I don’t really need to say much about this current season. We are living it right now, and it’s still fresh in our minds. Clearly, it’s been a miserable time, right? In terms of performance, of course. In terms of story lines, not so much. We’ve watched Mookie Betts and Xander Bogaerts grow before our eyes. We’ve watched David Ortiz come back to life at age 39. We’ve watched a farm system continue to grow in depth and take big strides. Even on the negative side of things, the drama surrounding Hanley Ramirez and Pablo Sandoval has been quite the story to follow. There was an Honest-To-God Instagram controversy! What a time to be alive.
Clearly, this is where the four-year stretch was made. For as entertaining as the three bad seasons have been, it wouldn’t beat four good teams without the crown jewel in 2013. That team was just so much fun. Everyone was a joy to watch that season. Jonny Gomes was a total goof in the field. Mike Napoli was what every beer league softballer aspires to be, down to drunkenly walking the streets of Boston with no shirt and a cigarette dangling from his mouth. Lester was a force in the playoffs. Lackey had an amazing comeback season. Clay Buchholz was one of the best pitchers in baseball for half the season. So on and so forth. I could write thousands of words on how fun this team was.
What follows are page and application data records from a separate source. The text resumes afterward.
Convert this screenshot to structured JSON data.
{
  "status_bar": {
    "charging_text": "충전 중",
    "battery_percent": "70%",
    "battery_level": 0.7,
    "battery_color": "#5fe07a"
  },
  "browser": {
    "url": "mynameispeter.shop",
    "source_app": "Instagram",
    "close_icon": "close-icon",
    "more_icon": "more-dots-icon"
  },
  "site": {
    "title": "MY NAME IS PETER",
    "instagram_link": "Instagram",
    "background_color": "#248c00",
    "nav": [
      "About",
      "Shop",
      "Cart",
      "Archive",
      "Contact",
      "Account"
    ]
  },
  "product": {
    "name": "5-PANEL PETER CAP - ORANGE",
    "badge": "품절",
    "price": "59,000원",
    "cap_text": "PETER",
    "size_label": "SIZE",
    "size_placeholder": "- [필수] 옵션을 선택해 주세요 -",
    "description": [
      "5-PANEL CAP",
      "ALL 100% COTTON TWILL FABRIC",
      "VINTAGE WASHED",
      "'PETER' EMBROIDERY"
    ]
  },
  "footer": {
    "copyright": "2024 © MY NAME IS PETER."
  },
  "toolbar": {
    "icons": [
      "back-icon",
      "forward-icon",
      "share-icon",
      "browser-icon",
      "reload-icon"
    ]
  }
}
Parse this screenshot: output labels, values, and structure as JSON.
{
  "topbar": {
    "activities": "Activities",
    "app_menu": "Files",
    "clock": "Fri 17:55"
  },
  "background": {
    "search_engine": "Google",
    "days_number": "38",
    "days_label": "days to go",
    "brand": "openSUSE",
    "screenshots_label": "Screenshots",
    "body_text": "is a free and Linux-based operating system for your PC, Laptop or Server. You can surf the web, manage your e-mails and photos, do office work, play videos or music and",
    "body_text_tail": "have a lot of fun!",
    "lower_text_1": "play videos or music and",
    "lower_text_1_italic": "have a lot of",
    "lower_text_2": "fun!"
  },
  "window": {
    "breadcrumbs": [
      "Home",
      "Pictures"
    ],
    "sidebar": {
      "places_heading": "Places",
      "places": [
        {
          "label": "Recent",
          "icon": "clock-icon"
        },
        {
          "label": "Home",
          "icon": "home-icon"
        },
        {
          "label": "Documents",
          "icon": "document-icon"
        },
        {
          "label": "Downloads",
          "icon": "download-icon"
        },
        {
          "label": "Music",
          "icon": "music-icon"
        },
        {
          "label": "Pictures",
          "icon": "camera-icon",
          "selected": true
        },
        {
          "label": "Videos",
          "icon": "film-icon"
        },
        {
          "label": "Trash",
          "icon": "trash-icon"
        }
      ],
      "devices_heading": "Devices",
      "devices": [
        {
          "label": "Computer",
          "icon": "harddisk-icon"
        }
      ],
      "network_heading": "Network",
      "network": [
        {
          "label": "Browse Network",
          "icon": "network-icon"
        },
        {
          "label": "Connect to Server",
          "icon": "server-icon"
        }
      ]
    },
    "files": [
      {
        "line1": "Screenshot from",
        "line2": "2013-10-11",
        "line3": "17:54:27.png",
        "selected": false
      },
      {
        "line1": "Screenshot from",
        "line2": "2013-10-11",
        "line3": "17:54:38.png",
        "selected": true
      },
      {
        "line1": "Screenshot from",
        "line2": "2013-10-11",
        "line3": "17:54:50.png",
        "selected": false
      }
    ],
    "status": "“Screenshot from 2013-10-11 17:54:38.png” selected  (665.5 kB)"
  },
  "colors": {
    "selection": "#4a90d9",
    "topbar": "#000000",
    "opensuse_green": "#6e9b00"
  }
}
Like I said, I’m not going to provide an objective answer to this question, being a Red Sox fan and all. However, I think it’s clear that the 2012-2015 Red Sox were better to root for than the 2011-2014 Tigers. The championship puts it over the top, but even the losing seasons were fun in retrospect. From Bobby Valentine to Carl Crawford to Pablo Sandoval, there have been fun "villains." From The Punto Trade to the Lester saga to Betts and Bogaerts, there have been fascinating story lines. Ten, twenty, fifty years from now, we’ll still be talking about this absurd stretch of Red Sox teams. Even if it's been miserable at times, every season have been fun enough that I wouldn't trade the championship for better surrounding seasons.